To help repair the firm and prepare it to accept client money again, Haynes hired a 50-person compliance team that sits in the center of the trading floor with Cohen. They monitor emails and phone conversations and have veto power over hires, Bloomberg has reported.
Some former employees have complained that as Cohen prepared to take client money, Point72 grew top-heavy with executives, many of them consultants like Haynes. He and the other executives imposed rules on traders that restricted their ability to make money by requiring them to be more hedged or not allowing them leeway in the way they managed their portfolios.
Several executives left the firm as its prepared to take on outside capital. Since the middle of last year, the departures have included Chris Corrado, chief technology officer, Phil Villhauer, head of global trading, Michael Zea, chief of strategy, Seetharam Gorre, chief information officer, Marc Greenberg, director of research and portfolio manager Qaisar Hasan.
The resignation also comes about a month after an employee filed a lawsuit against the Stamford, Connecticut-based firm, Cohen and Haynes. The suit alleges discrimination against women and a culture of sexism.
Lauren Bonner, an associate director at the hedge fund, accused Haynes of using an inappropriate term on a white board in his office and leaving it there for weeks, among other things, according to the complaint filed in federal court in New York in February. Point72 denied the claims, and asked a judge to seal her complaint and force the claims to be heard in arbitration.
Cohen’s email to staff didn’t reference the lawsuit.
In January, a ban lifted that had prevented Cohen from trading client money. It was applied after his old hedge fund, SAC Capital Advisors, agreed in 2013 to pay a $1.8 billion fine to U.S. authorities. Cohen returned client money as part of that settlement and the firm’s name was changed to Point72.

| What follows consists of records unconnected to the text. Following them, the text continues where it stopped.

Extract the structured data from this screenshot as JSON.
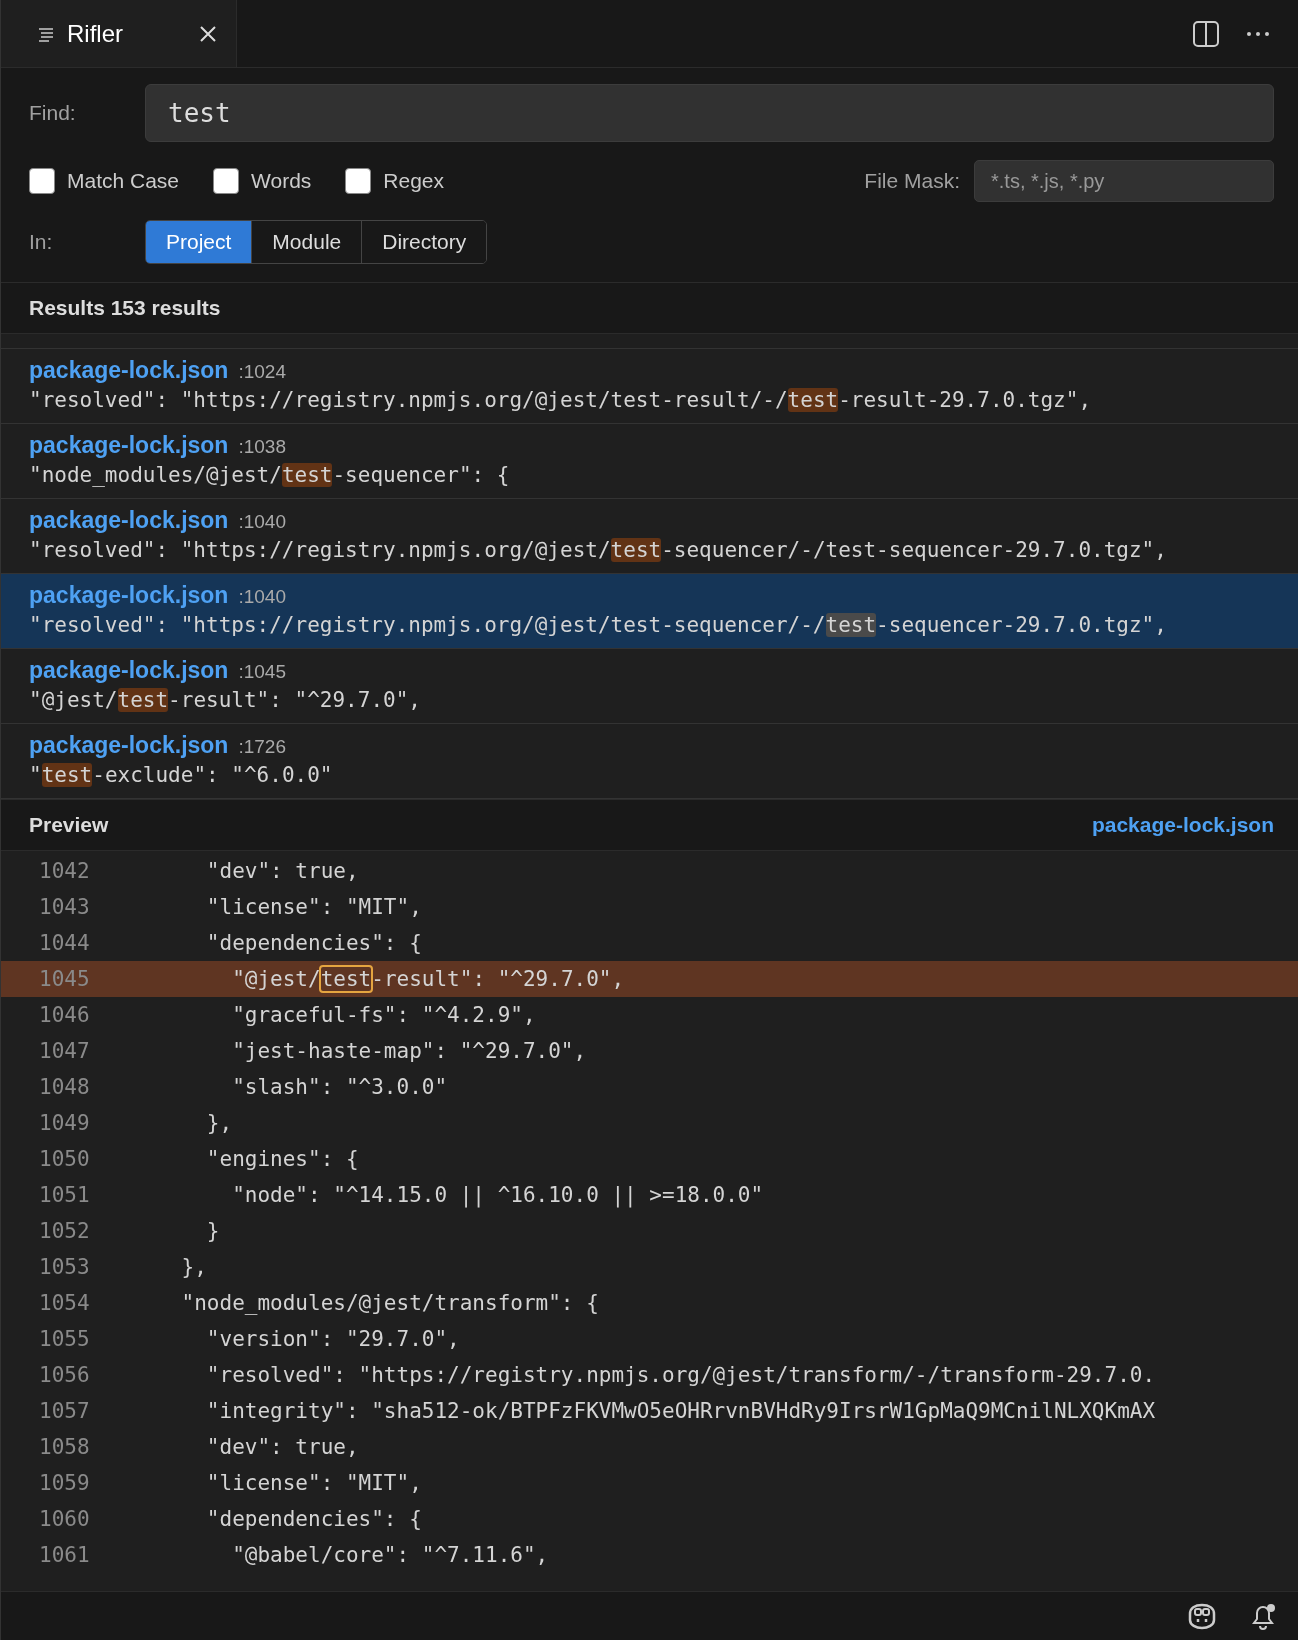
{
  "tab": {
    "title": "Rifler"
  },
  "find": {
    "label": "Find:",
    "value": "test"
  },
  "options": [
    {
      "label": "Match Case",
      "checked": false
    },
    {
      "label": "Words",
      "checked": false
    },
    {
      "label": "Regex",
      "checked": false
    }
  ],
  "file_mask": {
    "label": "File Mask:",
    "placeholder": "*.ts, *.js, *.py"
  },
  "scope": {
    "label": "In:",
    "options": [
      {
        "label": "Project",
        "selected": true
      },
      {
        "label": "Module",
        "selected": false
      },
      {
        "label": "Directory",
        "selected": false
      }
    ]
  },
  "results": {
    "title": "Results 153 results",
    "items": [
      {
        "file": "package-lock.json",
        "line": ":1024",
        "before": "\"resolved\": \"https://registry.npmjs.org/@jest/test-result/-/",
        "match": "test",
        "after": "-result-29.7.0.tgz\",",
        "selected": false
      },
      {
        "file": "package-lock.json",
        "line": ":1038",
        "before": "\"node_modules/@jest/",
        "match": "test",
        "after": "-sequencer\": {",
        "selected": false
      },
      {
        "file": "package-lock.json",
        "line": ":1040",
        "before": "\"resolved\": \"https://registry.npmjs.org/@jest/",
        "match": "test",
        "after": "-sequencer/-/test-sequencer-29.7.0.tgz\",",
        "selected": false
      },
      {
        "file": "package-lock.json",
        "line": ":1040",
        "before": "\"resolved\": \"https://registry.npmjs.org/@jest/test-sequencer/-/",
        "match": "test",
        "after": "-sequencer-29.7.0.tgz\",",
        "selected": true
      },
      {
        "file": "package-lock.json",
        "line": ":1045",
        "before": "\"@jest/",
        "match": "test",
        "after": "-result\": \"^29.7.0\",",
        "selected": false
      },
      {
        "file": "package-lock.json",
        "line": ":1726",
        "before": "\"",
        "match": "test",
        "after": "-exclude\": \"^6.0.0\"",
        "selected": false
      }
    ]
  },
  "preview": {
    "title": "Preview",
    "file": "package-lock.json",
    "lines": [
      {
        "number": "1042",
        "text": "      \"dev\": true,",
        "current": false
      },
      {
        "number": "1043",
        "text": "      \"license\": \"MIT\",",
        "current": false
      },
      {
        "number": "1044",
        "text": "      \"dependencies\": {",
        "current": false
      },
      {
        "number": "1045",
        "text": "        \"@jest/",
        "match": "test",
        "after": "-result\": \"^29.7.0\",",
        "current": true
      },
      {
        "number": "1046",
        "text": "        \"graceful-fs\": \"^4.2.9\",",
        "current": false
      },
      {
        "number": "1047",
        "text": "        \"jest-haste-map\": \"^29.7.0\",",
        "current": false
      },
      {
        "number": "1048",
        "text": "        \"slash\": \"^3.0.0\"",
        "current": false
      },
      {
        "number": "1049",
        "text": "      },",
        "current": false
      },
      {
        "number": "1050",
        "text": "      \"engines\": {",
        "current": false
      },
      {
        "number": "1051",
        "text": "        \"node\": \"^14.15.0 || ^16.10.0 || >=18.0.0\"",
        "current": false
      },
      {
        "number": "1052",
        "text": "      }",
        "current": false
      },
      {
        "number": "1053",
        "text": "    },",
        "current": false
      },
      {
        "number": "1054",
        "text": "    \"node_modules/@jest/transform\": {",
        "current": false
      },
      {
        "number": "1055",
        "text": "      \"version\": \"29.7.0\",",
        "current": false
      },
      {
        "number": "1056",
        "text": "      \"resolved\": \"https://registry.npmjs.org/@jest/transform/-/transform-29.7.0.",
        "current": false
      },
      {
        "number": "1057",
        "text": "      \"integrity\": \"sha512-ok/BTPFzFKVMwO5eOHRrvnBVHdRy9IrsrW1GpMaQ9MCnilNLXQKmAX",
        "current": false
      },
      {
        "number": "1058",
        "text": "      \"dev\": true,",
        "current": false
      },
      {
        "number": "1059",
        "text": "      \"license\": \"MIT\",",
        "current": false
      },
      {
        "number": "1060",
        "text": "      \"dependencies\": {",
        "current": false
      },
      {
        "number": "1061",
        "text": "        \"@babel/core\": \"^7.11.6\",",
        "current": false
      }
    ]
  }
}
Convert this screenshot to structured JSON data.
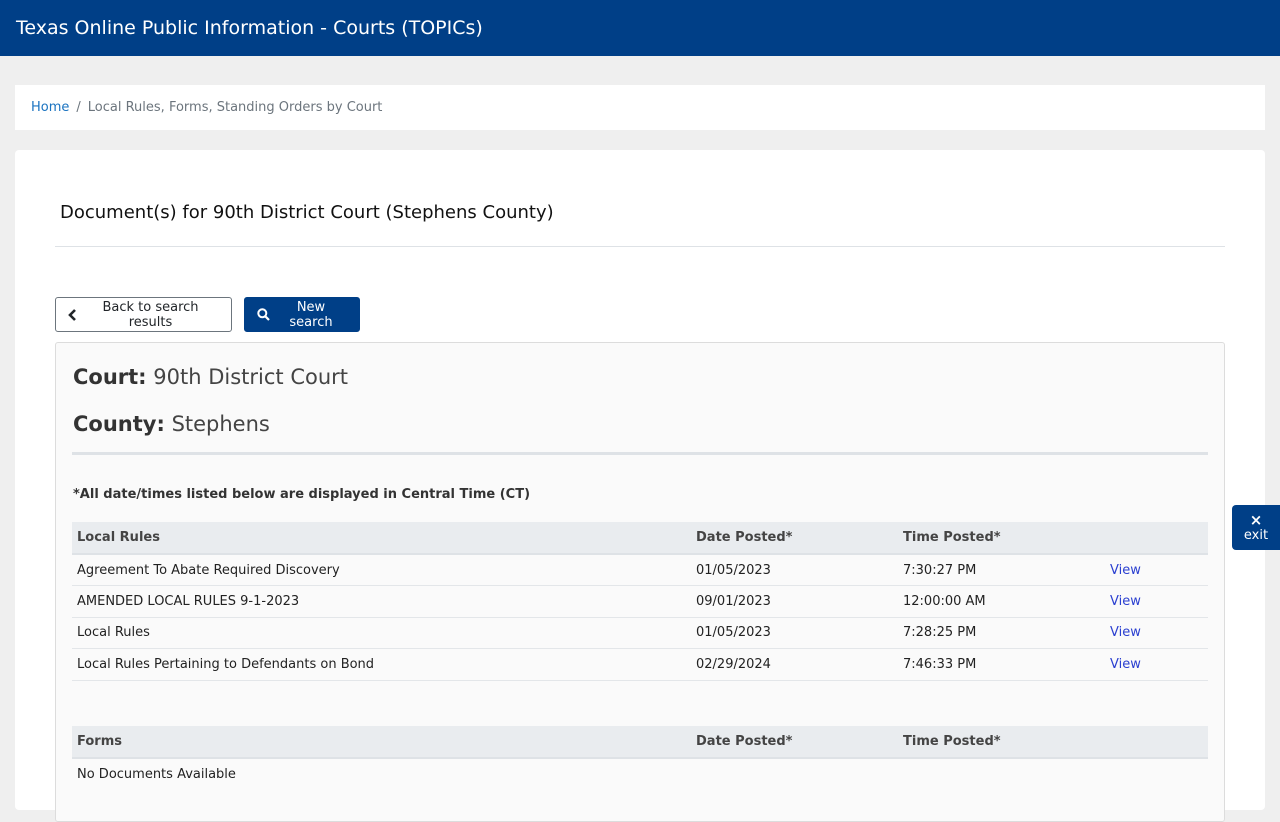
{
  "header": {
    "title": "Texas Online Public Information - Courts (TOPICs)"
  },
  "breadcrumb": {
    "home": "Home",
    "separator": "/",
    "current": "Local Rules, Forms, Standing Orders by Court"
  },
  "page": {
    "title": "Document(s) for 90th District Court (Stephens County)",
    "back_button": "Back to search results",
    "new_search_button": "New search"
  },
  "details": {
    "court_label": "Court:",
    "court_value": "90th District Court",
    "county_label": "County:",
    "county_value": "Stephens",
    "tz_note": "*All date/times listed below are displayed in Central Time (CT)"
  },
  "local_rules": {
    "headers": [
      "Local Rules",
      "Date Posted*",
      "Time Posted*",
      ""
    ],
    "rows": [
      {
        "name": "Agreement To Abate Required Discovery",
        "date": "01/05/2023",
        "time": "7:30:27 PM",
        "action": "View"
      },
      {
        "name": "AMENDED LOCAL RULES 9-1-2023",
        "date": "09/01/2023",
        "time": "12:00:00 AM",
        "action": "View"
      },
      {
        "name": "Local Rules",
        "date": "01/05/2023",
        "time": "7:28:25 PM",
        "action": "View"
      },
      {
        "name": "Local Rules Pertaining to Defendants on Bond",
        "date": "02/29/2024",
        "time": "7:46:33 PM",
        "action": "View"
      }
    ]
  },
  "forms": {
    "headers": [
      "Forms",
      "Date Posted*",
      "Time Posted*",
      ""
    ],
    "empty_text": "No Documents Available"
  },
  "exit": {
    "symbol": "×",
    "label": "exit"
  },
  "colors": {
    "brand": "#003f87",
    "link": "#1a73c0",
    "view_link": "#2a3fd0"
  },
  "icons": {
    "back": "chevron-left-icon",
    "search": "search-icon",
    "exit": "close-icon"
  }
}
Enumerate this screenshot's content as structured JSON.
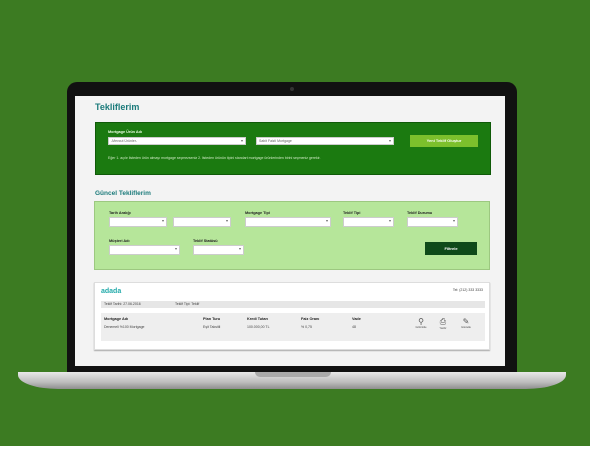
{
  "page": {
    "title": "Tekliflerim"
  },
  "new_offer": {
    "label": "Mortgage Ürün Adı",
    "select1": "-Mevcut Ürünler-",
    "select2": "Sabit Faizli Mortgage",
    "button": "Yeni Teklif Oluştur",
    "hint": "Eğer 1. açılır listeden ürün almayı mortgage seçmezseniz 2. listeden ürünün tipini standart mortgage ürünlerinden birini seçmeniz gerekir."
  },
  "current": {
    "title": "Güncel Tekliflerim"
  },
  "filters": {
    "date_range": "Tarih Aralığı",
    "mortgage_type": "Mortgage Tipi",
    "offer_type": "Teklif Tipi",
    "offer_state": "Teklif Durumu",
    "customer": "Müşteri Adı",
    "offer_status": "Teklif Statüsü",
    "button": "Filtrele"
  },
  "offer": {
    "name": "adada",
    "phone": "Tel: (212) 333 3333",
    "date": "Teklif Tarihi: 27.06.2016",
    "type": "Teklif Tipi: Teklif",
    "headers": [
      "Mortgage Adı",
      "Plan Turu",
      "Kredi Tutarı",
      "Faiz Oranı",
      "Vade"
    ],
    "row": [
      "Denemeli %100 Mortgage",
      "Eşit Taksitli",
      "100.000,00 TL",
      "% 0,75",
      "48"
    ],
    "actions": [
      {
        "icon": "search-icon",
        "label": "Görüntüle"
      },
      {
        "icon": "print-icon",
        "label": "Yazdır"
      },
      {
        "icon": "edit-icon",
        "label": "Güncelle"
      }
    ]
  },
  "colors": {
    "background": "#3c7b22",
    "primary": "#1b7a10",
    "light": "#b6e69a",
    "accent": "#7cc02c",
    "dark_button": "#0f4a1a",
    "title": "#1a7a7a"
  }
}
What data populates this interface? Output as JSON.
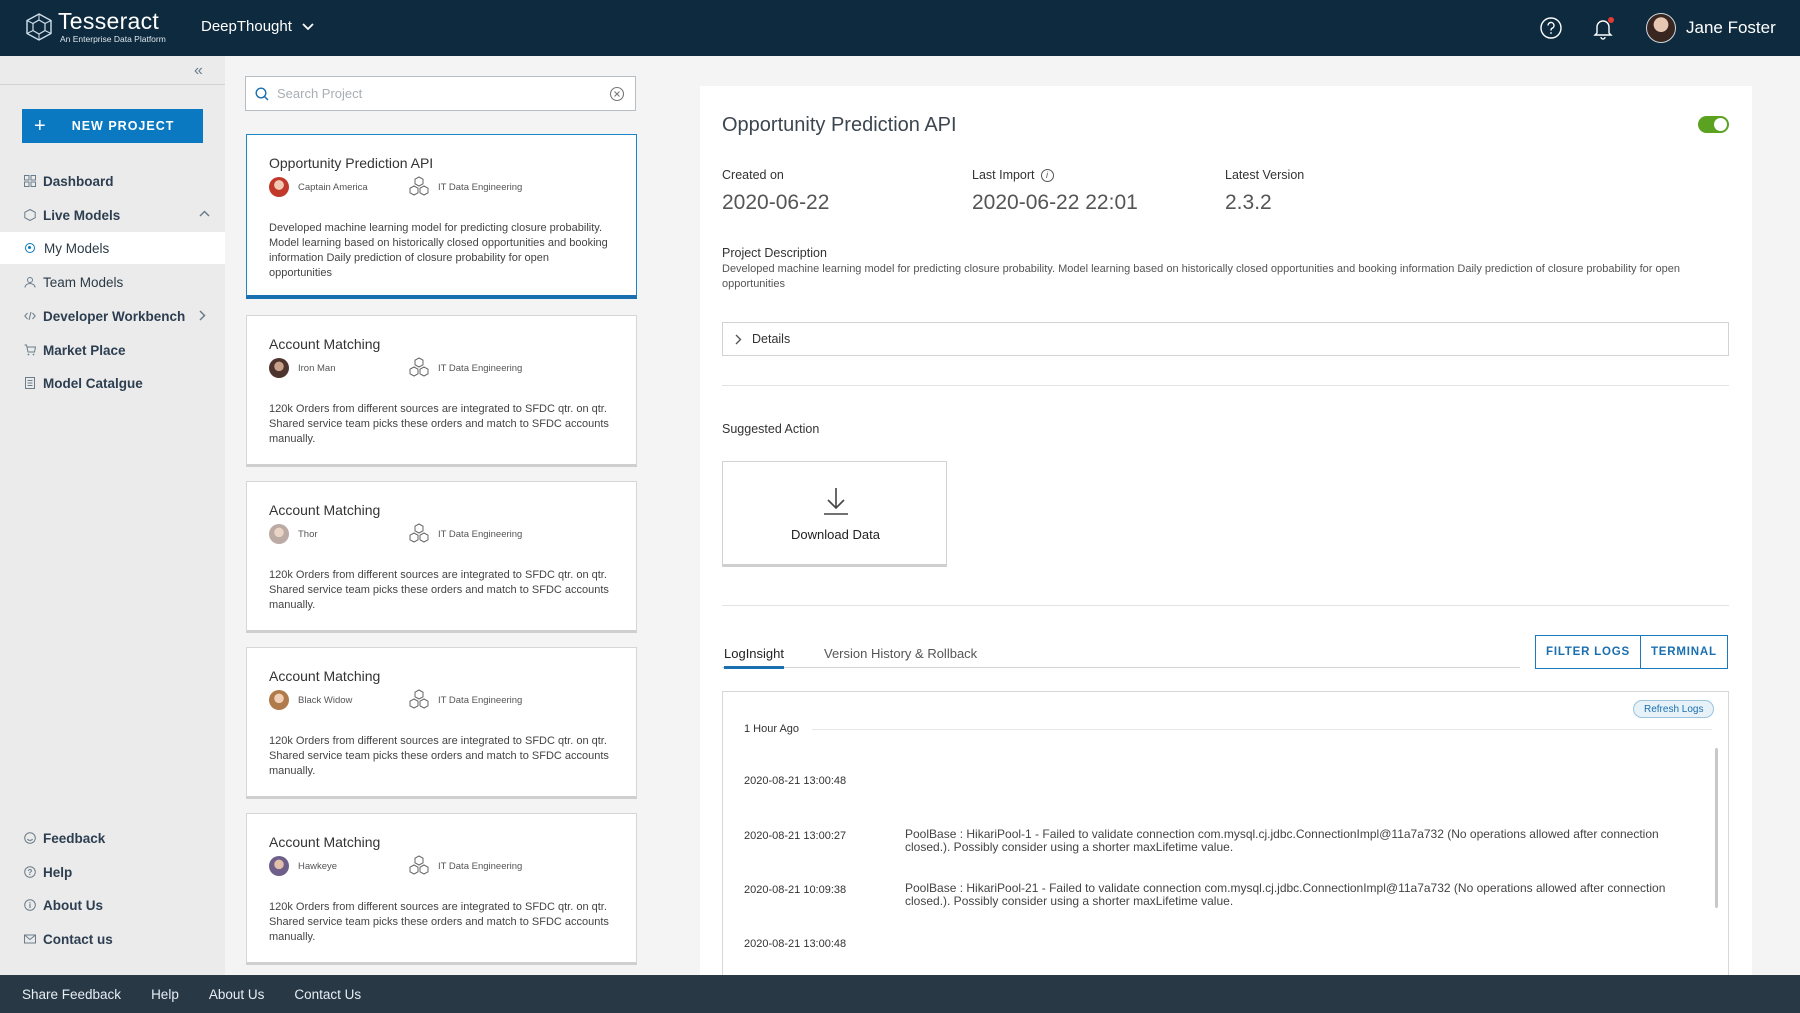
{
  "header": {
    "app_name": "Tesseract",
    "app_tagline": "An Enterprise Data Platform",
    "workspace": "DeepThought",
    "user_name": "Jane Foster"
  },
  "sidebar": {
    "new_project_label": "NEW PROJECT",
    "nav": [
      {
        "label": "Dashboard",
        "icon": "dashboard-icon"
      },
      {
        "label": "Live Models",
        "icon": "hexagon-icon"
      },
      {
        "label": "My Models",
        "icon": "radio-icon"
      },
      {
        "label": "Team Models",
        "icon": "team-icon"
      },
      {
        "label": "Developer Workbench",
        "icon": "code-icon"
      },
      {
        "label": "Market Place",
        "icon": "cart-icon"
      },
      {
        "label": "Model Catalgue",
        "icon": "catalogue-icon"
      }
    ],
    "bottom_nav": [
      {
        "label": "Feedback",
        "icon": "smile-icon"
      },
      {
        "label": "Help",
        "icon": "help-icon"
      },
      {
        "label": "About Us",
        "icon": "info-icon"
      },
      {
        "label": "Contact us",
        "icon": "mail-icon"
      }
    ]
  },
  "search": {
    "placeholder": "Search Project"
  },
  "projects": [
    {
      "title": "Opportunity Prediction API",
      "owner": "Captain America",
      "team": "IT Data Engineering",
      "description": "Developed machine learning model for predicting closure probability. Model learning based on historically closed opportunities and booking information Daily prediction of closure probability for open opportunities",
      "avatar_color": "#c0392b"
    },
    {
      "title": "Account Matching",
      "owner": "Iron Man",
      "team": "IT Data Engineering",
      "description": "120k Orders from different sources are integrated to SFDC qtr. on qtr. Shared service team picks these orders and match to SFDC accounts manually.",
      "avatar_color": "#5d4037"
    },
    {
      "title": "Account Matching",
      "owner": "Thor",
      "team": "IT Data Engineering",
      "description": "120k Orders from different sources are integrated to SFDC qtr. on qtr. Shared service team picks these orders and match to SFDC accounts manually.",
      "avatar_color": "#a1887f"
    },
    {
      "title": "Account Matching",
      "owner": "Black Widow",
      "team": "IT Data Engineering",
      "description": "120k Orders from different sources are integrated to SFDC qtr. on qtr. Shared service team picks these orders and match to SFDC accounts manually.",
      "avatar_color": "#b07a4a"
    },
    {
      "title": "Account Matching",
      "owner": "Hawkeye",
      "team": "IT Data Engineering",
      "description": "120k Orders from different sources are integrated to SFDC qtr. on qtr. Shared service team picks these orders and match to SFDC accounts manually.",
      "avatar_color": "#6d5f8a"
    }
  ],
  "detail": {
    "title": "Opportunity Prediction API",
    "enabled": true,
    "created_label": "Created on",
    "created_value": "2020-06-22",
    "import_label": "Last Import",
    "import_value": "2020-06-22 22:01",
    "version_label": "Latest Version",
    "version_value": "2.3.2",
    "desc_label": "Project Description",
    "desc_text": "Developed machine learning model for predicting closure probability. Model learning based on historically closed opportunities and booking information Daily prediction of closure probability for open opportunities",
    "details_label": "Details",
    "suggested_label": "Suggested Action",
    "download_label": "Download Data"
  },
  "tabs": {
    "loginsight": "LogInsight",
    "version_history": "Version History & Rollback",
    "filter_logs": "FILTER LOGS",
    "terminal": "TERMINAL"
  },
  "logs": {
    "refresh_label": "Refresh Logs",
    "group_label": "1 Hour Ago",
    "entries": [
      {
        "ts": "2020-08-21 13:00:48",
        "msg": ""
      },
      {
        "ts": "2020-08-21 13:00:27",
        "msg": "PoolBase : HikariPool-1 - Failed to validate connection com.mysql.cj.jdbc.ConnectionImpl@11a7a732 (No operations allowed after connection closed.). Possibly consider using a shorter maxLifetime value."
      },
      {
        "ts": "2020-08-21 10:09:38",
        "msg": "PoolBase : HikariPool-21 - Failed to validate connection com.mysql.cj.jdbc.ConnectionImpl@11a7a732 (No operations allowed after connection closed.). Possibly consider using a shorter maxLifetime value."
      },
      {
        "ts": "2020-08-21 13:00:48",
        "msg": ""
      }
    ]
  },
  "footer": {
    "links": [
      "Share Feedback",
      "Help",
      "About Us",
      "Contact Us"
    ]
  },
  "colors": {
    "header_bg": "#0e2a3e",
    "primary": "#0b79c1",
    "toggle_on": "#5aa220",
    "footer_bg": "#283845"
  }
}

Since settling the charges, the firm embarked on a company-wide effort to overhaul compliance and recruit young talent. Haynes pioneered a program called Point72 Academy to recruit heavily from universities to rebuild a bench of investment talent. Haynes has said that Point72 adheres at all times to professionalism and the “highest ethical standards.”
Marketers speculated last year that Cohen’s next act as a hedge fund could raise $10 billion for the relaunch. Cohen said in Friday’s memo that the $3 billion brought in exceeds the firm’s target, calling it “the most successful external long/short equity fund raise since 2011.”
He also mentioned that the fundraising wasn’t finished, saying that Perry Boyle — who’d been tapped as investment chief for the new hedge fund — would continue in an investor relations role “as we complete the raise.” The memo also said that Boyle, who’d previously run equities for Point72, would resume his position overseeing stocks for the firm.